───── RECORDED INFORMATION ─────

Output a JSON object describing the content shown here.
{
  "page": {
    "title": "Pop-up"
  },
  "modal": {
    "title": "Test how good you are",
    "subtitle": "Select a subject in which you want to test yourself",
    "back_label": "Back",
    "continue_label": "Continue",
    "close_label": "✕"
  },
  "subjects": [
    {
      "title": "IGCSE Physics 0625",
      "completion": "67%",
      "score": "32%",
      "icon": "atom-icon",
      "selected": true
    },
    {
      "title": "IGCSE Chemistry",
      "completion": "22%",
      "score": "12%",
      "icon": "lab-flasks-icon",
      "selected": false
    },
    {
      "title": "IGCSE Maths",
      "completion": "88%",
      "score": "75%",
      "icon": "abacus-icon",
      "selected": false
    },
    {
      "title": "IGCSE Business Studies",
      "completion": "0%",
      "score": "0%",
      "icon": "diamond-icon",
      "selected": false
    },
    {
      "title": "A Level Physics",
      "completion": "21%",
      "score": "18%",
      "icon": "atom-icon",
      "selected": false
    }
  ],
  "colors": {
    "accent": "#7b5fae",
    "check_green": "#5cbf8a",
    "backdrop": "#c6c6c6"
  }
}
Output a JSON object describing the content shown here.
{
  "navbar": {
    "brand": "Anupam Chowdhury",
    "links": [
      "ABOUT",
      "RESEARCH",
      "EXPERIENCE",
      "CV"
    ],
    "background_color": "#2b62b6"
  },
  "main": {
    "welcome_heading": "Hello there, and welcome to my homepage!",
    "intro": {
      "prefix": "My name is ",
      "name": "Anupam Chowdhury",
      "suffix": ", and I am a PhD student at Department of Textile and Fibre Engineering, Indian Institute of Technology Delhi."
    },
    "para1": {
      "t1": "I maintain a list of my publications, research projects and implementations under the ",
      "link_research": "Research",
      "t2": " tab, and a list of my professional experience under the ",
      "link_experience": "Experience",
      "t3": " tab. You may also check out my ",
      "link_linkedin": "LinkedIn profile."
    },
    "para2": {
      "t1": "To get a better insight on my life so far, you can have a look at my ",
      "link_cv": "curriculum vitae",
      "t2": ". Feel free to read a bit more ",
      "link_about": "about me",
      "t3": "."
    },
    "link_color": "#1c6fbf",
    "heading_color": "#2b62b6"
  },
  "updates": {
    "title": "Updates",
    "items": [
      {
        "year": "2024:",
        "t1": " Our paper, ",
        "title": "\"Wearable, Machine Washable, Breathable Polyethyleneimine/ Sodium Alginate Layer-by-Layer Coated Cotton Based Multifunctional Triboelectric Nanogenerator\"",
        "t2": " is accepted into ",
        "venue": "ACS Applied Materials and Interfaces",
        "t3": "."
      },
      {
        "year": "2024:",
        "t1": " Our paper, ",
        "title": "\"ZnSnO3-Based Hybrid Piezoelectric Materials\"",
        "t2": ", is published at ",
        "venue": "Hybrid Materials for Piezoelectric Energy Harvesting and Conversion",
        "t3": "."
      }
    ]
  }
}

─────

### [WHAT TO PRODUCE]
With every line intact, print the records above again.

### [ANSWER BOX]
Output a JSON object describing the content shown here.
{
  "page": {
    "title": "Pop-up"
  },
  "modal": {
    "title": "Test how good you are",
    "subtitle": "Select a subject in which you want to test yourself",
    "back_label": "Back",
    "continue_label": "Continue",
    "close_label": "✕"
  },
  "subjects": [
    {
      "title": "IGCSE Physics 0625",
      "completion": "67%",
      "score": "32%",
      "icon": "atom-icon",
      "selected": true
    },
    {
      "title": "IGCSE Chemistry",
      "completion": "22%",
      "score": "12%",
      "icon": "lab-flasks-icon",
      "selected": false
    },
    {
      "title": "IGCSE Maths",
      "completion": "88%",
      "score": "75%",
      "icon": "abacus-icon",
      "selected": false
    },
    {
      "title": "IGCSE Business Studies",
      "completion": "0%",
      "score": "0%",
      "icon": "diamond-icon",
      "selected": false
    },
    {
      "title": "A Level Physics",
      "completion": "21%",
      "score": "18%",
      "icon": "atom-icon",
      "selected": false
    }
  ],
  "colors": {
    "accent": "#7b5fae",
    "check_green": "#5cbf8a",
    "backdrop": "#c6c6c6"
  }
}
Output a JSON object describing the content shown here.
{
  "navbar": {
    "brand": "Anupam Chowdhury",
    "links": [
      "ABOUT",
      "RESEARCH",
      "EXPERIENCE",
      "CV"
    ],
    "background_color": "#2b62b6"
  },
  "main": {
    "welcome_heading": "Hello there, and welcome to my homepage!",
    "intro": {
      "prefix": "My name is ",
      "name": "Anupam Chowdhury",
      "suffix": ", and I am a PhD student at Department of Textile and Fibre Engineering, Indian Institute of Technology Delhi."
    },
    "para1": {
      "t1": "I maintain a list of my publications, research projects and implementations under the ",
      "link_research": "Research",
      "t2": " tab, and a list of my professional experience under the ",
      "link_experience": "Experience",
      "t3": " tab. You may also check out my ",
      "link_linkedin": "LinkedIn profile."
    },
    "para2": {
      "t1": "To get a better insight on my life so far, you can have a look at my ",
      "link_cv": "curriculum vitae",
      "t2": ". Feel free to read a bit more ",
      "link_about": "about me",
      "t3": "."
    },
    "link_color": "#1c6fbf",
    "heading_color": "#2b62b6"
  },
  "updates": {
    "title": "Updates",
    "items": [
      {
        "year": "2024:",
        "t1": " Our paper, ",
        "title": "\"Wearable, Machine Washable, Breathable Polyethyleneimine/ Sodium Alginate Layer-by-Layer Coated Cotton Based Multifunctional Triboelectric Nanogenerator\"",
        "t2": " is accepted into ",
        "venue": "ACS Applied Materials and Interfaces",
        "t3": "."
      },
      {
        "year": "2024:",
        "t1": " Our paper, ",
        "title": "\"ZnSnO3-Based Hybrid Piezoelectric Materials\"",
        "t2": ", is published at ",
        "venue": "Hybrid Materials for Piezoelectric Energy Harvesting and Conversion",
        "t3": "."
      }
    ]
  }
}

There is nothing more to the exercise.